Now, when you have accepted your emotions and embraced change, you can shift your attention to your goals. After my personal loss, I took a few weeks off work to rest and mourn— something that I realized I really needed after working non-stop for a while. That period gave me enough time to reset and start thinking about what I truly wanted moving forward.
- Take care of your emotional wellbeing
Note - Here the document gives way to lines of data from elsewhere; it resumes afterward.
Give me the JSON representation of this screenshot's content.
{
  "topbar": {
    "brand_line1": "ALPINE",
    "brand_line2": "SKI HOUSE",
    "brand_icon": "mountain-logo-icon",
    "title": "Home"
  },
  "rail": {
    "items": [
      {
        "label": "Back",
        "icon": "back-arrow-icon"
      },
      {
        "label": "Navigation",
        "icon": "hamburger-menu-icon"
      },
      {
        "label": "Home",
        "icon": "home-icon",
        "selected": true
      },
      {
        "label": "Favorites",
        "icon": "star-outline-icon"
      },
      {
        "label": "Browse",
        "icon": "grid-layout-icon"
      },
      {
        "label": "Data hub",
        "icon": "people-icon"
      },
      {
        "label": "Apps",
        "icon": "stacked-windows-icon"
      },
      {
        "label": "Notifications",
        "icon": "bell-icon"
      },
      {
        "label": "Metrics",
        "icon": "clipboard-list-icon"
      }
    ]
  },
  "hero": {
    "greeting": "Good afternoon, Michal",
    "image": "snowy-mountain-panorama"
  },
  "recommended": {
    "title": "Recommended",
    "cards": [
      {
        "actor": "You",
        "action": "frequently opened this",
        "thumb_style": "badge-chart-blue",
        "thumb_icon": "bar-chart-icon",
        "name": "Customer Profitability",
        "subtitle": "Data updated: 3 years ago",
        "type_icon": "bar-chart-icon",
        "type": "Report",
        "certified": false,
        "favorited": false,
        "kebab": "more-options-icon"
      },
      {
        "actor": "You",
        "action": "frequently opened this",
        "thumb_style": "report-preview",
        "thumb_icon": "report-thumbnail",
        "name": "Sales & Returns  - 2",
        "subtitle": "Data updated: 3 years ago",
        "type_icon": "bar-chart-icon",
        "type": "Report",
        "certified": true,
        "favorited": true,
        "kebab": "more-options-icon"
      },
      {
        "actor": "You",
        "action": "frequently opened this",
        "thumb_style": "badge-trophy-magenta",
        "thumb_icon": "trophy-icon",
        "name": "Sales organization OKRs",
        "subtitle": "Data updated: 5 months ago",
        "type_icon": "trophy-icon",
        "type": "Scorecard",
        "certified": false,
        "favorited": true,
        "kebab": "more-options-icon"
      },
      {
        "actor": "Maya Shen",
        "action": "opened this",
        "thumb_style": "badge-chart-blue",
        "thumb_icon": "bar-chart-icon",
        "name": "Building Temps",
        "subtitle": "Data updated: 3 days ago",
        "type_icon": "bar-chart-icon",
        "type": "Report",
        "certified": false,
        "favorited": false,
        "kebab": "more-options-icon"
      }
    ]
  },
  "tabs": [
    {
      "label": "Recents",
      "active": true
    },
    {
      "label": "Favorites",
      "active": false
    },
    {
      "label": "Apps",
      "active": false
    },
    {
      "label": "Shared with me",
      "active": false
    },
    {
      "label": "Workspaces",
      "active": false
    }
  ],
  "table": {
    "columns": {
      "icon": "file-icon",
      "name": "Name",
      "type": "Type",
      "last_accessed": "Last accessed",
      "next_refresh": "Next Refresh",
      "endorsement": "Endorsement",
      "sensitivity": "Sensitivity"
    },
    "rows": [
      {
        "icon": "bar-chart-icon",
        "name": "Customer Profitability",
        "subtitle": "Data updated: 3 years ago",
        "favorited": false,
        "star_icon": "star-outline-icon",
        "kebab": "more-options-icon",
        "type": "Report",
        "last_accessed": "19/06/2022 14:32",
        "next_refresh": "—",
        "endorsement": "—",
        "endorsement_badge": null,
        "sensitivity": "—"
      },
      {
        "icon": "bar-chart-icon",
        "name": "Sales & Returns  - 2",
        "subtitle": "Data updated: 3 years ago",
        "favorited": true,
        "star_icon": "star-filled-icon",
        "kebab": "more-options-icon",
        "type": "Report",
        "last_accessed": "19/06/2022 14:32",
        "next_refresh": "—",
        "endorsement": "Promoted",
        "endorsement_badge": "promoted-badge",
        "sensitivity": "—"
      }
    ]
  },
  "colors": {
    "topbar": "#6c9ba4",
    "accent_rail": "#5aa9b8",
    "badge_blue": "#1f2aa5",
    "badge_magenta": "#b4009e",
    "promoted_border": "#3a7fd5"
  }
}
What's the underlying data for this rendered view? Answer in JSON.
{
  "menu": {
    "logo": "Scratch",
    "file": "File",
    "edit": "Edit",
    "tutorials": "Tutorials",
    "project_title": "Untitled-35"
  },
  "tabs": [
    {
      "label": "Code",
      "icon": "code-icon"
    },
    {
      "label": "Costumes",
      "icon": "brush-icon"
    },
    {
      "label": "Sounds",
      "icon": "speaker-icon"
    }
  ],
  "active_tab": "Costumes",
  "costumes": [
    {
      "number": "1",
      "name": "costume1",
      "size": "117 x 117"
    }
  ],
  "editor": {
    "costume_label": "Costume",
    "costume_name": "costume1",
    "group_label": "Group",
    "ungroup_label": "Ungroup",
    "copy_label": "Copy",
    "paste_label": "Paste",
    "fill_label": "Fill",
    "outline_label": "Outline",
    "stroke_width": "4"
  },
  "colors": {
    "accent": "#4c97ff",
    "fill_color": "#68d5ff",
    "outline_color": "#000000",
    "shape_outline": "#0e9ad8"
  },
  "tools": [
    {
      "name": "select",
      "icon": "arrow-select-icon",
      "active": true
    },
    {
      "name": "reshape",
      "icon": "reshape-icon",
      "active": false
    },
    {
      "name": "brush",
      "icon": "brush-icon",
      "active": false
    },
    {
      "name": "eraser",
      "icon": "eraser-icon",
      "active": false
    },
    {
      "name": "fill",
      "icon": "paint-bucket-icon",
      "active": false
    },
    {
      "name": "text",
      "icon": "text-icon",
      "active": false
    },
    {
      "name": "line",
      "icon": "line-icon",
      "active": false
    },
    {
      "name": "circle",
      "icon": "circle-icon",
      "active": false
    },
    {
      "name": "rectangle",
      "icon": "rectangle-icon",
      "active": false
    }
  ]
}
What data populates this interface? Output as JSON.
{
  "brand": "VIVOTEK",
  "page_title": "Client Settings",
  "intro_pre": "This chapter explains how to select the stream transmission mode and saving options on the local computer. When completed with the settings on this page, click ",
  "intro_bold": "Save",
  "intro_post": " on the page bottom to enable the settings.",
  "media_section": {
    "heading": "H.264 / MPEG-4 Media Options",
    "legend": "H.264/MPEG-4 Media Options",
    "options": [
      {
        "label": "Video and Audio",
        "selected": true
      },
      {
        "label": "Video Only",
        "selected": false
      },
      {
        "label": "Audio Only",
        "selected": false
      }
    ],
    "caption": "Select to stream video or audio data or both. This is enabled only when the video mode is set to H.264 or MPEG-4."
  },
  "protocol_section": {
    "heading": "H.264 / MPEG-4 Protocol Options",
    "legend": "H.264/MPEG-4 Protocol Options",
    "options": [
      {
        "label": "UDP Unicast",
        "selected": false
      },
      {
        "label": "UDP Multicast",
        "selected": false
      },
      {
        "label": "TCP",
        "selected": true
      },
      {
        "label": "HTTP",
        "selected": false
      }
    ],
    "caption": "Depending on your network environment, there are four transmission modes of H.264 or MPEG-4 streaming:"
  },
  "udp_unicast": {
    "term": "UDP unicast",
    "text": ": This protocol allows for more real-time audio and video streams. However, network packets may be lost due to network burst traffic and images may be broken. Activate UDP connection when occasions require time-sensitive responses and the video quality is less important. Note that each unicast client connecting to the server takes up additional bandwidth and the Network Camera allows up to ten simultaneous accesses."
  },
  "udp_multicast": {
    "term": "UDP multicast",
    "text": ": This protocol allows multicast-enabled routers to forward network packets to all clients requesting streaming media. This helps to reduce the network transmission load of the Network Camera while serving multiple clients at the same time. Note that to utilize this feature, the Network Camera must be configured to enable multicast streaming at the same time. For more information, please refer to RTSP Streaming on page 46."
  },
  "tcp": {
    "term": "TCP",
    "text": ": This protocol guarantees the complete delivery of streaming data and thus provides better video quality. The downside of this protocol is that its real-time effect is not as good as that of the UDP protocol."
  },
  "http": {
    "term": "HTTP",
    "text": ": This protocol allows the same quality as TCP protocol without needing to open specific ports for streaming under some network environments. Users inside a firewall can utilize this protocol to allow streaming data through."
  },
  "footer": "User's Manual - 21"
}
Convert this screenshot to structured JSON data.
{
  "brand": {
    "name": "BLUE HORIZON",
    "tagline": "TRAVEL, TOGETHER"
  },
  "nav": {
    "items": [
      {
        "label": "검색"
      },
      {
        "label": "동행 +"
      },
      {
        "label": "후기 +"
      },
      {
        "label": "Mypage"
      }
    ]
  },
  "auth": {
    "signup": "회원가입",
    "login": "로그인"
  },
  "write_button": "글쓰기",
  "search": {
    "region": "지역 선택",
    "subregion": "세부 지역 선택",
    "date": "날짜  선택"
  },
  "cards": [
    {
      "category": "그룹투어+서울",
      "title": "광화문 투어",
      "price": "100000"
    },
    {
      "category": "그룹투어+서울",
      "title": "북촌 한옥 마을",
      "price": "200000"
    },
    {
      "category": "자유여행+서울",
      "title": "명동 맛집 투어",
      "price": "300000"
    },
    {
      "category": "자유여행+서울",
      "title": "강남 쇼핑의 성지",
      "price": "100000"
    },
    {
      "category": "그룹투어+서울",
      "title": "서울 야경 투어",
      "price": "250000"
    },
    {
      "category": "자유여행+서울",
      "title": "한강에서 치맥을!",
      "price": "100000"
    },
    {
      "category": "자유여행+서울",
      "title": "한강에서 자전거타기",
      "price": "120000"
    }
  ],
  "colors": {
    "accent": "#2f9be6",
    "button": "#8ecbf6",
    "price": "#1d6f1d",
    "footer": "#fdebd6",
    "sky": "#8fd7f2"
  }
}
As I mentioned in the definition of a change agent, a change can be done internally and externally. As you are in the process of working toward your goals, do not forget about your internal state: your emotional well-being. Be kind to yourself by valuing your mental health. Take regular breaks to recharge your mental and creative battery. All this time, society has been teaching us to take holidays to recuperate from work. Taking holidays should actually be done even before you feel the heat from work to prevent burnout. If you have a planned vacation, you will have something to look forward to, so you have some milestones to reach and celebrate. Finally, be grateful for the small things around you. I always say when you are on a journey toward a beautiful destination, do not forget to stop and smell the flowers, admire the blue sky, and listen to the chirps of the birds—because they are beautiful too.
- Be agile and open to experience
While you may have full control over what can be changed within you, you cannot control what other people might or might not do. You can, however, influence others to be better. Be transparent and communicative and use every opportunity to exchange ideas. I have regular talks with my team about how to improve our work and well-being, and in every single brainstorm, we all learn something new. Keep taking steps, even if it is a tiny steps, to improve yourself every single day.
I have laid out my blueprint for becoming a change agent for yourself. But when you are a people leader in an organization, the journey becomes more complex as it involves many individuals with different thoughts and feelings. But one thing is for sure: to speed up the recovery from a crisis like a pandemic, organizations need to have a people-centric approach—there is no other way.
Download our whitepaper “How the Pandemic Changed Our Adaptability and Resilience” to learn five ways you, as people leaders, can help your teams recover from the collective trauma!